=== Information ===
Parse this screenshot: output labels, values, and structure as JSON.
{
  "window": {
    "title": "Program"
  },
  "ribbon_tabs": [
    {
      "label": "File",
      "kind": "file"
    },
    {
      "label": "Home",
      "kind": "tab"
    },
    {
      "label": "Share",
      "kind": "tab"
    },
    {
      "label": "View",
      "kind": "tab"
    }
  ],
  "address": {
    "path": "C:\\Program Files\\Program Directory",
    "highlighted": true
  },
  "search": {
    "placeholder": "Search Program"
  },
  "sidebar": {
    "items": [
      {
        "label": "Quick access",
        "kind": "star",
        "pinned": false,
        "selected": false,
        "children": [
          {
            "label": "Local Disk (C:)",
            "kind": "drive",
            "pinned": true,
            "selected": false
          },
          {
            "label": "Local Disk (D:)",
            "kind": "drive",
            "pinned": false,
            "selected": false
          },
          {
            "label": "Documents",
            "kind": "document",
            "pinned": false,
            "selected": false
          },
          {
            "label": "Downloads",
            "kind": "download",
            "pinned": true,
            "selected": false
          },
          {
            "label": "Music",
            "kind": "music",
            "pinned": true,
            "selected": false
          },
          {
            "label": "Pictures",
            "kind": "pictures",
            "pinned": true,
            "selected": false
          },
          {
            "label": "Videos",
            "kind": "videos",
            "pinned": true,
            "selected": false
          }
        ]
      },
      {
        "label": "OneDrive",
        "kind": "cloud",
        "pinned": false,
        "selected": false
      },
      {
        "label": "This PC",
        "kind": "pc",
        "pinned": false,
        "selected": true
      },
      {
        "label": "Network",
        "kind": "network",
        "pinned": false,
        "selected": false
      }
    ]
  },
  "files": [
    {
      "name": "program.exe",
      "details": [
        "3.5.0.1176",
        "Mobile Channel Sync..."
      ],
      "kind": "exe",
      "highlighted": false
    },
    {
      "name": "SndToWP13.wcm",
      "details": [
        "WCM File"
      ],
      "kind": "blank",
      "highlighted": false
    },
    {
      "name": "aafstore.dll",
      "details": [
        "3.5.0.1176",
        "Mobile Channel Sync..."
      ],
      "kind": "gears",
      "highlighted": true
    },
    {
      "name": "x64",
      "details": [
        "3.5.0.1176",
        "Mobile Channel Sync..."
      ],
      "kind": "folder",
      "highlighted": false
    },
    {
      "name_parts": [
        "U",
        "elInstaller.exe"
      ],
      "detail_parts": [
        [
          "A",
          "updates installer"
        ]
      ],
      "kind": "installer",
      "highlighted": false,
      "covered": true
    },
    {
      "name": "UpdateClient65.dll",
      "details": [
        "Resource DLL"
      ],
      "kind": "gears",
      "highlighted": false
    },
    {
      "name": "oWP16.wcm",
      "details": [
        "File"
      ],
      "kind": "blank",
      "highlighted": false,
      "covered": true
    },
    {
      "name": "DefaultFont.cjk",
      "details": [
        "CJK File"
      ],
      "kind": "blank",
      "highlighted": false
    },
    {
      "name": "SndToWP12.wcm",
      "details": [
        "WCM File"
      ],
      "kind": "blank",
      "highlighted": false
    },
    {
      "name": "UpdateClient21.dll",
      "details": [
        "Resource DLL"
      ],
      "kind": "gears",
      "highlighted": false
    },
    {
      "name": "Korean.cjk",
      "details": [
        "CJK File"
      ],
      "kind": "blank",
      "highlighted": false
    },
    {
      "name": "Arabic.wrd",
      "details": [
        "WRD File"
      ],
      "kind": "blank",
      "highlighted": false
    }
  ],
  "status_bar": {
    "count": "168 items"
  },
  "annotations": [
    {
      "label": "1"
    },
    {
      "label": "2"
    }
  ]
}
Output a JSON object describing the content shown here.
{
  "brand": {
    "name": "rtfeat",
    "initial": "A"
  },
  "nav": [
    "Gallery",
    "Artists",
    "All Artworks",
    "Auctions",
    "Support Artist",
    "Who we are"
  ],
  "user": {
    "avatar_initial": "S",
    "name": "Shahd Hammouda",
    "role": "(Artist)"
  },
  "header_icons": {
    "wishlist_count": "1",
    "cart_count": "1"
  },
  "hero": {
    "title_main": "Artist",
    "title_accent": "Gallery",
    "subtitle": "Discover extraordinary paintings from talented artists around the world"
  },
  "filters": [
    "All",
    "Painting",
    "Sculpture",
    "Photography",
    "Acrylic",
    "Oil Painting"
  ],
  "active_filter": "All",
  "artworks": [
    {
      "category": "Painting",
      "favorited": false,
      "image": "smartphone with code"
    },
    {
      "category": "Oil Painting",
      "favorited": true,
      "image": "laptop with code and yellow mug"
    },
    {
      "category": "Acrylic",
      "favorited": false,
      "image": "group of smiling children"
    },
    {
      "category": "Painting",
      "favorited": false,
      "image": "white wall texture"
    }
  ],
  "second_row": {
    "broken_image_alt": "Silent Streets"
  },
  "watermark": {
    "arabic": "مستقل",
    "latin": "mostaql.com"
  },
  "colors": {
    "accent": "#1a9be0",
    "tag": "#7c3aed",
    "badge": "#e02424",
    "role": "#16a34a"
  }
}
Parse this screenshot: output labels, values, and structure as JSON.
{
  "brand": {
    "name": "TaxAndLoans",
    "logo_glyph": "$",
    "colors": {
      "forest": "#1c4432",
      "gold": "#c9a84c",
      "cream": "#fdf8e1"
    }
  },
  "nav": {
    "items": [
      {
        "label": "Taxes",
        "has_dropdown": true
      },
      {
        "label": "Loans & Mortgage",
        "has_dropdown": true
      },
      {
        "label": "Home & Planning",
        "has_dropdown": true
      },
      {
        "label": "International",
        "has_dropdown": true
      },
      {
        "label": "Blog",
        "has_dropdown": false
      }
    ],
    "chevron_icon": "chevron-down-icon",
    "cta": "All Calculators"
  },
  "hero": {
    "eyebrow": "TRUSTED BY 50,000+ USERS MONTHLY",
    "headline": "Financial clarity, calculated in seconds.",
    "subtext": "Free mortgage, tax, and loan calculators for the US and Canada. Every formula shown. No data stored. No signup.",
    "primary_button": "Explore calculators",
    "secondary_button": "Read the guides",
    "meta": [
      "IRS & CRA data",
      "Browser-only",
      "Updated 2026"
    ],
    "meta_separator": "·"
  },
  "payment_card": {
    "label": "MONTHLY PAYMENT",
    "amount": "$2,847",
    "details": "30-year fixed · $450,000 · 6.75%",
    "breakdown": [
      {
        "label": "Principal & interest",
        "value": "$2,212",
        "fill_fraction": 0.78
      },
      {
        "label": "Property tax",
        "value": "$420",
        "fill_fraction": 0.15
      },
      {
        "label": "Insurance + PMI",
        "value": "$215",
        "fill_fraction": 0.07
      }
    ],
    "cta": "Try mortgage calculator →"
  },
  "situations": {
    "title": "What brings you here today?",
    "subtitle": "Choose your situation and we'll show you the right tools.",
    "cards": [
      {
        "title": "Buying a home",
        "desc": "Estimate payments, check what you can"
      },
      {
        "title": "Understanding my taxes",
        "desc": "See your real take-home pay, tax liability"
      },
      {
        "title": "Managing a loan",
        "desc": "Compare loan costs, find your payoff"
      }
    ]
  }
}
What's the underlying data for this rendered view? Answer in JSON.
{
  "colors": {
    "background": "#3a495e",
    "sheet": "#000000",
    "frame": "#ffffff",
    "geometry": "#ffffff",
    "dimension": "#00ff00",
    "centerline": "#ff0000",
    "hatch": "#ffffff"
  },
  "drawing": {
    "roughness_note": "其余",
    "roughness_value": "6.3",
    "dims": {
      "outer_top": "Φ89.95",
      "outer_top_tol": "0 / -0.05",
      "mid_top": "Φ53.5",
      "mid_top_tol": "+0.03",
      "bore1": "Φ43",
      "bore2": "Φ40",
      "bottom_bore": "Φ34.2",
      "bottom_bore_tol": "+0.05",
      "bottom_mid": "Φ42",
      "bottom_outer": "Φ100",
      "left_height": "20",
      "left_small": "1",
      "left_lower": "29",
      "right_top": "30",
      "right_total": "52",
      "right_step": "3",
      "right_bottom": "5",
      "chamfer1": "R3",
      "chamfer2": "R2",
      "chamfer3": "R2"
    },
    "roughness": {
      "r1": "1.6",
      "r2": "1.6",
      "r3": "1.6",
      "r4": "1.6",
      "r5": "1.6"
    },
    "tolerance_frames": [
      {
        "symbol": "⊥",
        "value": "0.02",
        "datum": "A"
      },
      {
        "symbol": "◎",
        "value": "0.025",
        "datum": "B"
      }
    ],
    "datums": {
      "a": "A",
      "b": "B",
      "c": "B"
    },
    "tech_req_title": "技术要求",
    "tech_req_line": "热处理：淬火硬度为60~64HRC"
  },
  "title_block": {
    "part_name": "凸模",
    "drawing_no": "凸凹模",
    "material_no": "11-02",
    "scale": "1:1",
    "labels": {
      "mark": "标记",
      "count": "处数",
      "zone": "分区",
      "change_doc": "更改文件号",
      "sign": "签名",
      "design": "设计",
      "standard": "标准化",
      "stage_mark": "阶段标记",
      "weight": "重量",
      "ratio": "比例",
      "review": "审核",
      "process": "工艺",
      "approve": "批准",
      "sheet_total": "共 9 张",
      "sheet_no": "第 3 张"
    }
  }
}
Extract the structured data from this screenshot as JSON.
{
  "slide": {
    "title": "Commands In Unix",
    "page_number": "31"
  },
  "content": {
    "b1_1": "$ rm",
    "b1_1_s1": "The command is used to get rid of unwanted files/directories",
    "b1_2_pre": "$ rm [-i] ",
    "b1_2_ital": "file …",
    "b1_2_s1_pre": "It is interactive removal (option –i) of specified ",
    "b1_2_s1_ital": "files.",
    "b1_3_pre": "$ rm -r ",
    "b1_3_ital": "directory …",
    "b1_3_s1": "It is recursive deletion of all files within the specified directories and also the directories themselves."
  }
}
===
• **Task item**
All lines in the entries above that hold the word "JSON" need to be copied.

• **Answer below**
Parse this screenshot: output labels, values, and structure as JSON.
Output a JSON object describing the content shown here.
Parse this screenshot: output labels, values, and structure as JSON.
What's the underlying data for this rendered view? Answer in JSON.
Extract the structured data from this screenshot as JSON.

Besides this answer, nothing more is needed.